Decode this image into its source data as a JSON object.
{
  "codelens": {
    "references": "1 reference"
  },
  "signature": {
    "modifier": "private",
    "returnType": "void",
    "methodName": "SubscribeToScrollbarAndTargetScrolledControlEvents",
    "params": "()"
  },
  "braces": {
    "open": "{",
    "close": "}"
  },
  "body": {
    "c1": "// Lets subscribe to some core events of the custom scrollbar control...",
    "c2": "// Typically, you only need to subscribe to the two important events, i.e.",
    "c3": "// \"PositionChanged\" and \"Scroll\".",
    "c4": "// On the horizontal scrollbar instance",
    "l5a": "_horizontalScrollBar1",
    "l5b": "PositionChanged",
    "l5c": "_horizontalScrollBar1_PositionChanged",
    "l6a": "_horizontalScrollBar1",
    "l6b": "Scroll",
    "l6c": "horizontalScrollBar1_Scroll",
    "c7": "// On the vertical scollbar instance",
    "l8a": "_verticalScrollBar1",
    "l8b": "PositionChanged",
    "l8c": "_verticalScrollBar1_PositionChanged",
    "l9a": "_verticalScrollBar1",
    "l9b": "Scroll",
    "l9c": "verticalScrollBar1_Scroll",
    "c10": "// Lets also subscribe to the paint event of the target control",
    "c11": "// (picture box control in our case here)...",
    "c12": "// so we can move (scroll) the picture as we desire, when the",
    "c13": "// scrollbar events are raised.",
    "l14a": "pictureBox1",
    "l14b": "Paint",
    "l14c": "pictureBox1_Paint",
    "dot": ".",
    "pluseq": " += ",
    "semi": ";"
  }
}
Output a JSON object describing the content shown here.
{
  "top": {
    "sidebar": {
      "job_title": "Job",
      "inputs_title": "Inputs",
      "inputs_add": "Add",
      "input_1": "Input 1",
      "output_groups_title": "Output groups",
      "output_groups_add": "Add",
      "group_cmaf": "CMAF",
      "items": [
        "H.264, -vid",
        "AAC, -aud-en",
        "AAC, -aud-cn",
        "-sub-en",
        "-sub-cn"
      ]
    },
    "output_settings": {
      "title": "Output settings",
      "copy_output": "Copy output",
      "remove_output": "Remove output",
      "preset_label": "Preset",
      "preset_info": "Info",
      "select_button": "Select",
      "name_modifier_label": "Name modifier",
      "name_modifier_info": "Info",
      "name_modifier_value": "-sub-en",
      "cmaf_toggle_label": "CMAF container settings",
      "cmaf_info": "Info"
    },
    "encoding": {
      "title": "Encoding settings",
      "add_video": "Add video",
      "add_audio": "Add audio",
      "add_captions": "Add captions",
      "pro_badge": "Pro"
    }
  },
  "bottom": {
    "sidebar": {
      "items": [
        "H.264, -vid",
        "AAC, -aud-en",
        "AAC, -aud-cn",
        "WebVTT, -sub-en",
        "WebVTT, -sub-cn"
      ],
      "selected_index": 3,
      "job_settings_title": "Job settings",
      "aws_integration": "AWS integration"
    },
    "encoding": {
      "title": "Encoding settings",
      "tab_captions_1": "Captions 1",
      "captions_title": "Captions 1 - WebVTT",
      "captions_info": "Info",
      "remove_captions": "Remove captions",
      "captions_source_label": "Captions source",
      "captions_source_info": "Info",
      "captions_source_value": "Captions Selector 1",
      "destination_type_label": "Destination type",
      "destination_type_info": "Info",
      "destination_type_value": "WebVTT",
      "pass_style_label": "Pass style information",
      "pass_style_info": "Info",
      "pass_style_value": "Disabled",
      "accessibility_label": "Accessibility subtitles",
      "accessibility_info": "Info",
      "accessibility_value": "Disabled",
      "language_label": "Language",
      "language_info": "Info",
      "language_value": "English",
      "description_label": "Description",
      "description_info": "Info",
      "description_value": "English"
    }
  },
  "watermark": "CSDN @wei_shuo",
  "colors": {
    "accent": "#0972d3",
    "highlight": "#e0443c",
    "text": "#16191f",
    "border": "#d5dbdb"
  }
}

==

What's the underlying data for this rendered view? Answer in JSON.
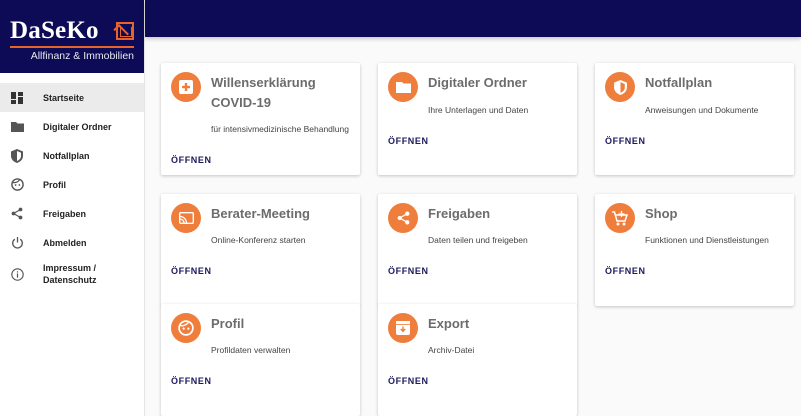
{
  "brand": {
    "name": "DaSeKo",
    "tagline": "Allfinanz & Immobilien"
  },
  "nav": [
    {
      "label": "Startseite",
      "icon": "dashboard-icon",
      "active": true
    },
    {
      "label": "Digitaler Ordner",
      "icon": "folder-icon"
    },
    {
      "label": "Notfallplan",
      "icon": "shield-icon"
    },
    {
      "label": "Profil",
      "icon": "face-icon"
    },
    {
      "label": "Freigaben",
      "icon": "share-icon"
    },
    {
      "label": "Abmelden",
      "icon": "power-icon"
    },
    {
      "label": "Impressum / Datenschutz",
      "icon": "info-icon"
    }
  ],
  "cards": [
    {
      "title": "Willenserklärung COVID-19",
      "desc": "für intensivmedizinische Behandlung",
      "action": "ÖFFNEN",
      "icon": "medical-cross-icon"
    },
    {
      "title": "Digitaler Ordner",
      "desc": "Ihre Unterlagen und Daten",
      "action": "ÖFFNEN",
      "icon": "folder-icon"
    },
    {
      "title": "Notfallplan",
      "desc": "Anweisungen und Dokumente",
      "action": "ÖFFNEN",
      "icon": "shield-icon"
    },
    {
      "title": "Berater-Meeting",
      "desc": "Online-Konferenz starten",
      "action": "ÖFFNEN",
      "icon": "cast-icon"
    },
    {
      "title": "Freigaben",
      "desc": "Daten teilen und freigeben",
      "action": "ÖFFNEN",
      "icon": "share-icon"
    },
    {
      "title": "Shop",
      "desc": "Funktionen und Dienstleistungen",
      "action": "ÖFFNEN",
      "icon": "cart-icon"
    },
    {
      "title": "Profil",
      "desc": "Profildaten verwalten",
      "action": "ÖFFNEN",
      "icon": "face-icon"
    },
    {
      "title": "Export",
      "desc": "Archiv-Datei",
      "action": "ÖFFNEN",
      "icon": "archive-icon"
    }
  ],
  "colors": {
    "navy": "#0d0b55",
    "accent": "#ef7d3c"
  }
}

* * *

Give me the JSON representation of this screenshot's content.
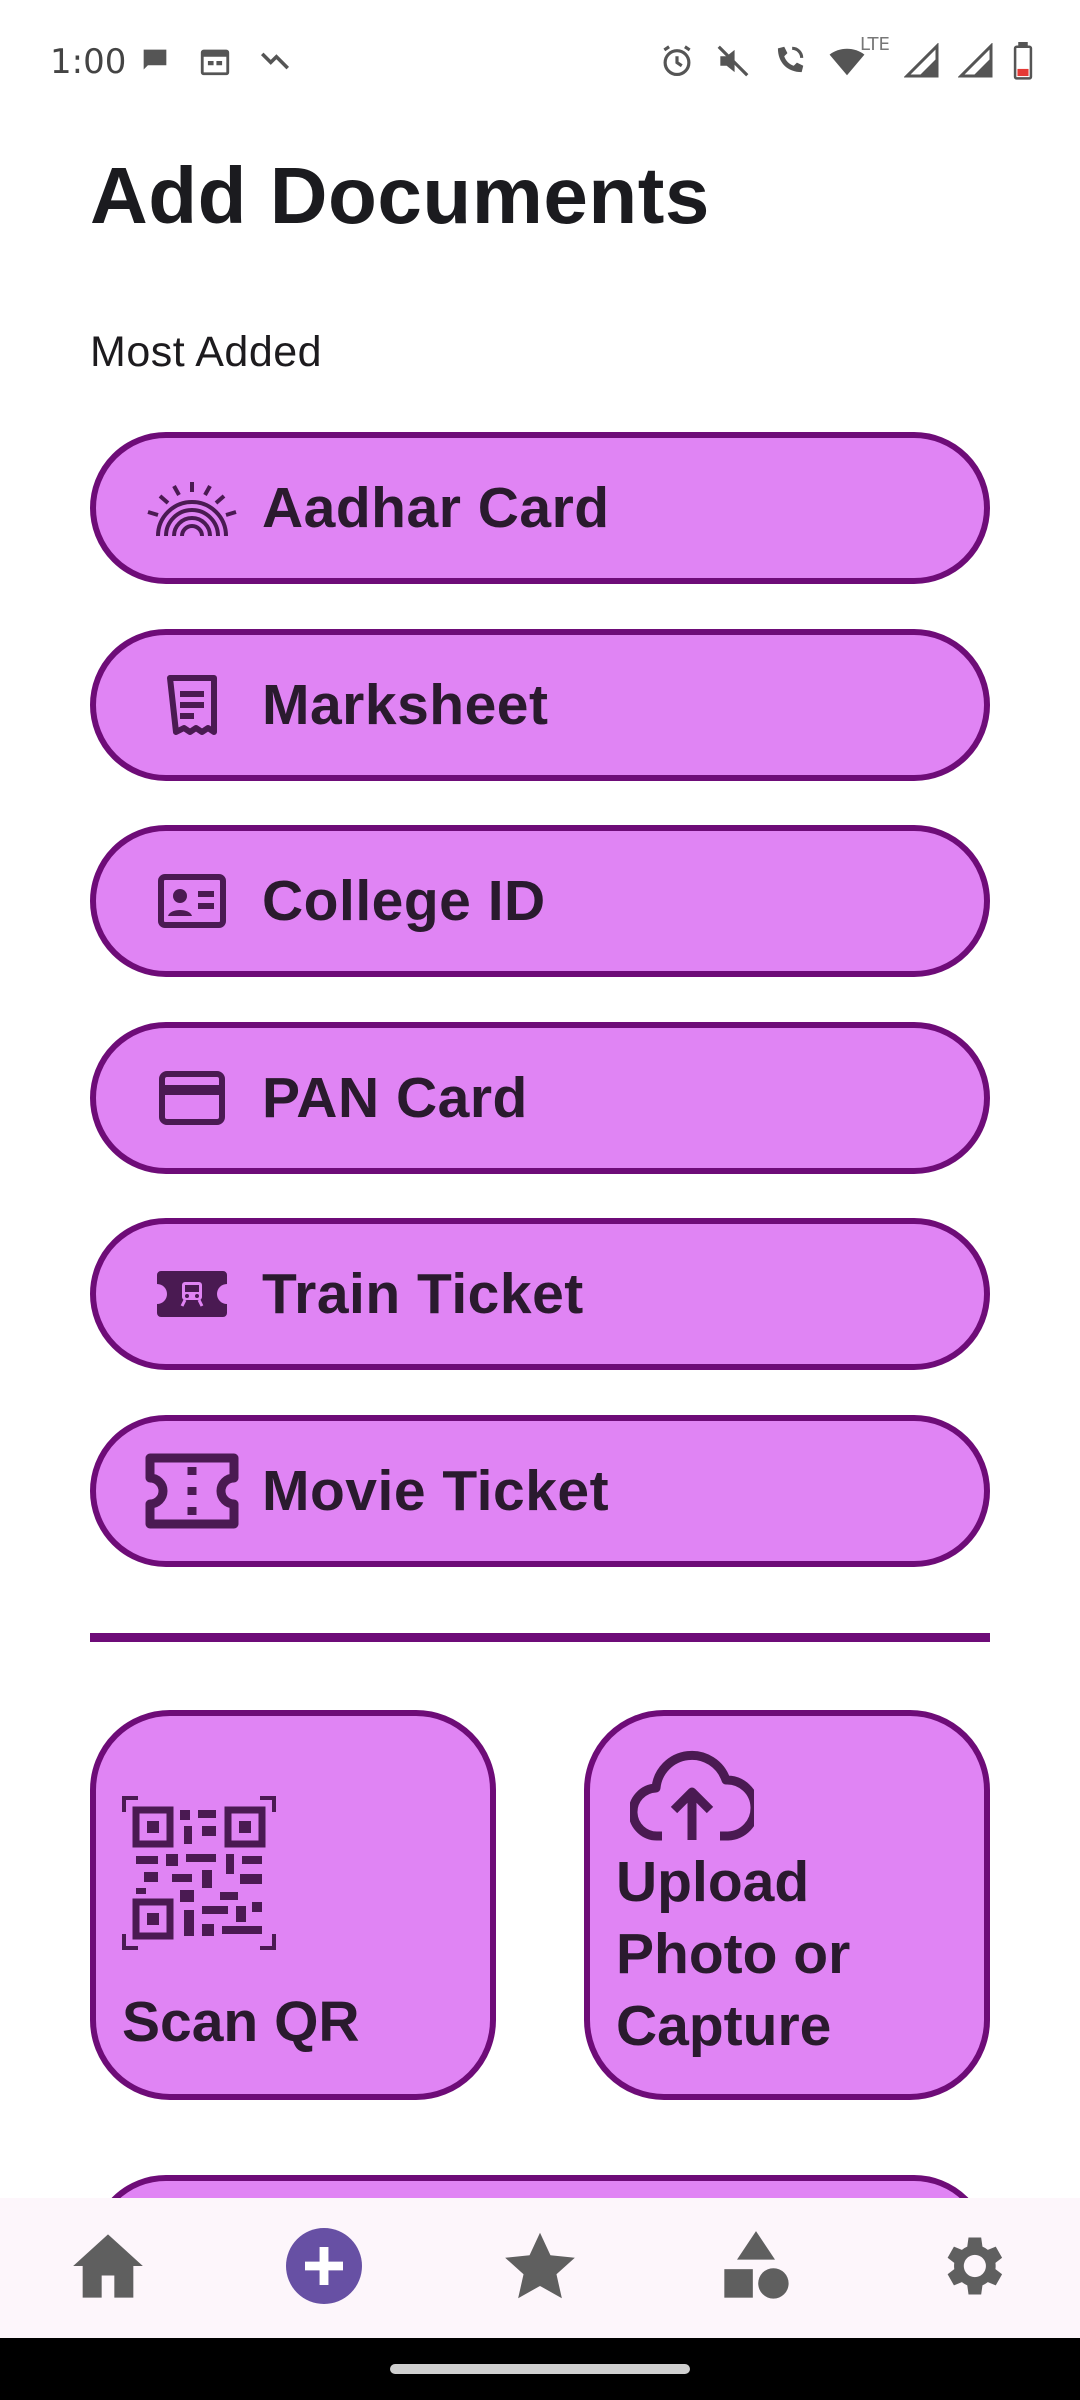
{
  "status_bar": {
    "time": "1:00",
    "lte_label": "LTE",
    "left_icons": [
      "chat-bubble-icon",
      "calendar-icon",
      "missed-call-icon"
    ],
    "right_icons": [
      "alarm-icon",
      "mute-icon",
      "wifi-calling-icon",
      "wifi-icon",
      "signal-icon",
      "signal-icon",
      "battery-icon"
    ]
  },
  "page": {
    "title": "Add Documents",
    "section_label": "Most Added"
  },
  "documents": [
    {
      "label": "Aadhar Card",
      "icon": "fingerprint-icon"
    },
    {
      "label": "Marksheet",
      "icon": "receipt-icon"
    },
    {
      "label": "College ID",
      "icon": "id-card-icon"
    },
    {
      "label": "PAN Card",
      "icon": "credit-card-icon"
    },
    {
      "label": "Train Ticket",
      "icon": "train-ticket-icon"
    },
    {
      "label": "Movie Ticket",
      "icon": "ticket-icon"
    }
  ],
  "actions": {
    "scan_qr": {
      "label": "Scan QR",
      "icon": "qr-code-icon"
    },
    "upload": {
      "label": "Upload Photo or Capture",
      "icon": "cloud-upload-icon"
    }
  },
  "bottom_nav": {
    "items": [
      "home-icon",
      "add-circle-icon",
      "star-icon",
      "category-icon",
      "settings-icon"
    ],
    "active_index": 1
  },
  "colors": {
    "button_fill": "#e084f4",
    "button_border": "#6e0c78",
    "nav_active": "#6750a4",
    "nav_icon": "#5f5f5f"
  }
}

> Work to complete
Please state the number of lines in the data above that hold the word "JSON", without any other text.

> Your response
4